> **EXERCISE DIRECTIONS**
Within the entries below, count the lines that hold the string "Chinese" and give only that number.

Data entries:
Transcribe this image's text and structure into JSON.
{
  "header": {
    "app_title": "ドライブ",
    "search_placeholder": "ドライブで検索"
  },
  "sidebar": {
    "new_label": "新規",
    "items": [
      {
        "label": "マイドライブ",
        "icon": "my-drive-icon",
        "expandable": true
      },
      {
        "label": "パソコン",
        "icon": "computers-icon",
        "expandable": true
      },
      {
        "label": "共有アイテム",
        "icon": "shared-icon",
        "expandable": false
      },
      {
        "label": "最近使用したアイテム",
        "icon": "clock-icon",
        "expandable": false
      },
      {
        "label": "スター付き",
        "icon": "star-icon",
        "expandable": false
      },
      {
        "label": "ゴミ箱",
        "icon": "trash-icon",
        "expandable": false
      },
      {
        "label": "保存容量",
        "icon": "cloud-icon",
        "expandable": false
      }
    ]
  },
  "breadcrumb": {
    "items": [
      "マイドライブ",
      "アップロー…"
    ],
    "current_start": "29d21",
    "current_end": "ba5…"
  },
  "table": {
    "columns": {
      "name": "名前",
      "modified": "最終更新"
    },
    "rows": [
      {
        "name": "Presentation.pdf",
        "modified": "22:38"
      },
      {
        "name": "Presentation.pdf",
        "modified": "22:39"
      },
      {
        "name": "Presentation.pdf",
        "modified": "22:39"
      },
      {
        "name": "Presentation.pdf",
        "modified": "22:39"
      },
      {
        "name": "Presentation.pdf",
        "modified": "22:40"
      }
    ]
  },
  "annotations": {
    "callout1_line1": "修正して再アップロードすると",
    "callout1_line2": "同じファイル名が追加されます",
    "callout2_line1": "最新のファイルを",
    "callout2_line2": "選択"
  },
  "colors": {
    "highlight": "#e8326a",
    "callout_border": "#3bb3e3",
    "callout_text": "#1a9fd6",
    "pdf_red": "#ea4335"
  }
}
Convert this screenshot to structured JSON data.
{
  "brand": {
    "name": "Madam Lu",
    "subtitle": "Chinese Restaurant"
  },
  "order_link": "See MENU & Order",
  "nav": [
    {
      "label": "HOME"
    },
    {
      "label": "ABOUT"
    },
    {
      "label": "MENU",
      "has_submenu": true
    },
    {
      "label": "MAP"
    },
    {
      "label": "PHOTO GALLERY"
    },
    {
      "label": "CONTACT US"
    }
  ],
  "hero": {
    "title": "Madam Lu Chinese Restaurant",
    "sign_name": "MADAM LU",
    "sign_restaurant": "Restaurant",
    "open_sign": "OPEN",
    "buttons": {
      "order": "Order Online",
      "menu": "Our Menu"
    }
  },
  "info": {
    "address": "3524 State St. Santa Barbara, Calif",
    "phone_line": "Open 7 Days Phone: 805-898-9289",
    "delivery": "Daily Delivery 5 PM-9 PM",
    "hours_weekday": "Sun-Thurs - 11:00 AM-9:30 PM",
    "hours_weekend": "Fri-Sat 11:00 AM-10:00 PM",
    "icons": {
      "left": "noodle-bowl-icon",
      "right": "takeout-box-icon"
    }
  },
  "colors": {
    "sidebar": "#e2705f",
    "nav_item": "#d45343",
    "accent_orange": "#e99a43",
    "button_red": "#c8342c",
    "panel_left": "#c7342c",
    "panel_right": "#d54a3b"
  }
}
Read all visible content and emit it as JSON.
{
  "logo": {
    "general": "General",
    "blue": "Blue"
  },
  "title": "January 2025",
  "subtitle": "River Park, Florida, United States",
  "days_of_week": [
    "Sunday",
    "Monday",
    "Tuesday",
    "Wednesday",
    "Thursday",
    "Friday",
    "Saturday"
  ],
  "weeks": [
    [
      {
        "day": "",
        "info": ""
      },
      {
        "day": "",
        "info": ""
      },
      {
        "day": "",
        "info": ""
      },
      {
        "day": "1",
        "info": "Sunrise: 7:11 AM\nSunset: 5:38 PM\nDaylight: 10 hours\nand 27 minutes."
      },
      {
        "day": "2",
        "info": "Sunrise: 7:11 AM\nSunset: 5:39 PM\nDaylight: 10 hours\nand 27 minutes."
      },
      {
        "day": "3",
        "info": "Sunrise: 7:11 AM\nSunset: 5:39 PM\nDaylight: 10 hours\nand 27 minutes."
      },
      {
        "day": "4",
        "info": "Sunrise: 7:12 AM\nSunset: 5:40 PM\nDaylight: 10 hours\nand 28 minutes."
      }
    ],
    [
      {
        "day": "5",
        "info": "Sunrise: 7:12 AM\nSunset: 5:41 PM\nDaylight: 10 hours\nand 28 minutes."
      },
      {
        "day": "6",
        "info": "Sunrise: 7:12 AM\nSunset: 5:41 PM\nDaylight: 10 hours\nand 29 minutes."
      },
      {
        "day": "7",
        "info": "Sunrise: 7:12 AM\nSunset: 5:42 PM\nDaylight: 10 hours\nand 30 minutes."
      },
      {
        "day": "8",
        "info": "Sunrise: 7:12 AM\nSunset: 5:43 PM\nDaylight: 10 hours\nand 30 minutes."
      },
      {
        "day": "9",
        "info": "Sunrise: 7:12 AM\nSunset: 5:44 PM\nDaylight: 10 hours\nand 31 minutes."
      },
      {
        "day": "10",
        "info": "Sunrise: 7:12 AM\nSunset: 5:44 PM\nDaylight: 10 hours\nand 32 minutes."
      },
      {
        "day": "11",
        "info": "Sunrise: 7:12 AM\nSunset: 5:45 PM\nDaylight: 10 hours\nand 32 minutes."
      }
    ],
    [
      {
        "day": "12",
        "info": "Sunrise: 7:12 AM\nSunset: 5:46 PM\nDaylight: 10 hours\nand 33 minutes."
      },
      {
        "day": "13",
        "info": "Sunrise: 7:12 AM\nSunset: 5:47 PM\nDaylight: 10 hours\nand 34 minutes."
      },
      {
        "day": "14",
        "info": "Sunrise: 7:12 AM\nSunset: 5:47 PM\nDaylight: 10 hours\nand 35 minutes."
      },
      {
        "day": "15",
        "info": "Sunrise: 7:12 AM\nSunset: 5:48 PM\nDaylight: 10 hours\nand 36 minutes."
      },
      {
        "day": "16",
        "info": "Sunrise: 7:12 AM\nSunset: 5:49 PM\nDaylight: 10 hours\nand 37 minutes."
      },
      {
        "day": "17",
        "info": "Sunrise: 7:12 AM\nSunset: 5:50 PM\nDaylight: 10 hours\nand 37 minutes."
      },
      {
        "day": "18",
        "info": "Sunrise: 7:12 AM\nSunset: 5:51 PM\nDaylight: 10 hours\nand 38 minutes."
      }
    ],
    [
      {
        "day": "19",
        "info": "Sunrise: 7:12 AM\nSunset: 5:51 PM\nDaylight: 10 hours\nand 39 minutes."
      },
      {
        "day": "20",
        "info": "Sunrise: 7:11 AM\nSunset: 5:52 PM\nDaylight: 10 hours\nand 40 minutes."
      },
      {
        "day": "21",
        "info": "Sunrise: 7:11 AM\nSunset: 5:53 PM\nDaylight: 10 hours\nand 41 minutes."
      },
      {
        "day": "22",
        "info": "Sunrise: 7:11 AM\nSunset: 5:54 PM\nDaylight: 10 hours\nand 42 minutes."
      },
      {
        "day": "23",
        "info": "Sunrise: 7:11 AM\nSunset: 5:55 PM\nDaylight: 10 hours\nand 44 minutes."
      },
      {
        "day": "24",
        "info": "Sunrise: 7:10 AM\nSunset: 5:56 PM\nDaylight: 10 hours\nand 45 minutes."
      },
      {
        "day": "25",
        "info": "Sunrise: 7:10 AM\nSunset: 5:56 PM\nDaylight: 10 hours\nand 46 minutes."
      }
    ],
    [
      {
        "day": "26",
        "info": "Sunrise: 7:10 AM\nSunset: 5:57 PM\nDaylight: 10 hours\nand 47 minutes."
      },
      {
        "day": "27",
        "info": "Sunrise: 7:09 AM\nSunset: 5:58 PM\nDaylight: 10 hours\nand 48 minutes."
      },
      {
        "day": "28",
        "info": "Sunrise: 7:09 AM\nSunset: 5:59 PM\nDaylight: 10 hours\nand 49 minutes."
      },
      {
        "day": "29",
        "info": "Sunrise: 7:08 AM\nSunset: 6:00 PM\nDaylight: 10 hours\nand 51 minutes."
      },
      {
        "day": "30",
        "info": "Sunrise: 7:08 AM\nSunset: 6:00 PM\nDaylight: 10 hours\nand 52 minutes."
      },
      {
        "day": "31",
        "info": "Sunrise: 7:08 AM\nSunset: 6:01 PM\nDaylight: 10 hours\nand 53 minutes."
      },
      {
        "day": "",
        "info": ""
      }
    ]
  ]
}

> **TASK ANSWER**
2